(Task goal): Please write out all of the entries exactly as they appear.

(Given data begins)

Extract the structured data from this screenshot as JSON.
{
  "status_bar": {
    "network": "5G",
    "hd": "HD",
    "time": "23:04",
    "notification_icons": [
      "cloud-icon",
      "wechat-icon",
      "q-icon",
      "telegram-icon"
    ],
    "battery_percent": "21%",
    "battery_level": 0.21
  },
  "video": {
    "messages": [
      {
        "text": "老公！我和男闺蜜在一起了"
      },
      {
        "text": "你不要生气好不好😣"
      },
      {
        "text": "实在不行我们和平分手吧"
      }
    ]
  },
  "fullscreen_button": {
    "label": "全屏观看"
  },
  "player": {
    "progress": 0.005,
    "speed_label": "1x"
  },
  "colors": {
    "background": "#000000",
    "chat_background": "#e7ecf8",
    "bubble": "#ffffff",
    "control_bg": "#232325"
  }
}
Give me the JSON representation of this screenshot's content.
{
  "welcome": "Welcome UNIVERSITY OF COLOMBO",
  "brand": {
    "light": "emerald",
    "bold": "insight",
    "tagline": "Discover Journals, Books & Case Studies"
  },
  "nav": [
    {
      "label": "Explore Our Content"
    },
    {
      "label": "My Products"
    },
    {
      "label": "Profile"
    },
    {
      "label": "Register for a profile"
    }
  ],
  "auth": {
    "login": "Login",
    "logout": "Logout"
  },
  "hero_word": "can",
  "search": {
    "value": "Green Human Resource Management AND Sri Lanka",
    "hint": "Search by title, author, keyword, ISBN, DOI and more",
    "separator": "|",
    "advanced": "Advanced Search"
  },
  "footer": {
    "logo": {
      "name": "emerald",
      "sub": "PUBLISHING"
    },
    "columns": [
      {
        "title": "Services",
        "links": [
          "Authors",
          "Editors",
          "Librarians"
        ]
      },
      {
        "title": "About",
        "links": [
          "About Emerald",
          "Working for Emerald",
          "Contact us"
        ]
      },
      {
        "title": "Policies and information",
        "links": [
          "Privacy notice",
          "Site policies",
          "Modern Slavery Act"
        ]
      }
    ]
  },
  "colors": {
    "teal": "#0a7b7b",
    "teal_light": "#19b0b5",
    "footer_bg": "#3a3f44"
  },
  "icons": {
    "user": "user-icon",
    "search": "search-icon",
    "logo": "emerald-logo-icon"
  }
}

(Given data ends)

(Your solution):
Extract the structured data from this screenshot as JSON.
{
  "status_bar": {
    "network": "5G",
    "hd": "HD",
    "time": "23:04",
    "notification_icons": [
      "cloud-icon",
      "wechat-icon",
      "q-icon",
      "telegram-icon"
    ],
    "battery_percent": "21%",
    "battery_level": 0.21
  },
  "video": {
    "messages": [
      {
        "text": "老公！我和男闺蜜在一起了"
      },
      {
        "text": "你不要生气好不好😣"
      },
      {
        "text": "实在不行我们和平分手吧"
      }
    ]
  },
  "fullscreen_button": {
    "label": "全屏观看"
  },
  "player": {
    "progress": 0.005,
    "speed_label": "1x"
  },
  "colors": {
    "background": "#000000",
    "chat_background": "#e7ecf8",
    "bubble": "#ffffff",
    "control_bg": "#232325"
  }
}
Give me the JSON representation of this screenshot's content.
{
  "welcome": "Welcome UNIVERSITY OF COLOMBO",
  "brand": {
    "light": "emerald",
    "bold": "insight",
    "tagline": "Discover Journals, Books & Case Studies"
  },
  "nav": [
    {
      "label": "Explore Our Content"
    },
    {
      "label": "My Products"
    },
    {
      "label": "Profile"
    },
    {
      "label": "Register for a profile"
    }
  ],
  "auth": {
    "login": "Login",
    "logout": "Logout"
  },
  "hero_word": "can",
  "search": {
    "value": "Green Human Resource Management AND Sri Lanka",
    "hint": "Search by title, author, keyword, ISBN, DOI and more",
    "separator": "|",
    "advanced": "Advanced Search"
  },
  "footer": {
    "logo": {
      "name": "emerald",
      "sub": "PUBLISHING"
    },
    "columns": [
      {
        "title": "Services",
        "links": [
          "Authors",
          "Editors",
          "Librarians"
        ]
      },
      {
        "title": "About",
        "links": [
          "About Emerald",
          "Working for Emerald",
          "Contact us"
        ]
      },
      {
        "title": "Policies and information",
        "links": [
          "Privacy notice",
          "Site policies",
          "Modern Slavery Act"
        ]
      }
    ]
  },
  "colors": {
    "teal": "#0a7b7b",
    "teal_light": "#19b0b5",
    "footer_bg": "#3a3f44"
  },
  "icons": {
    "user": "user-icon",
    "search": "search-icon",
    "logo": "emerald-logo-icon"
  }
}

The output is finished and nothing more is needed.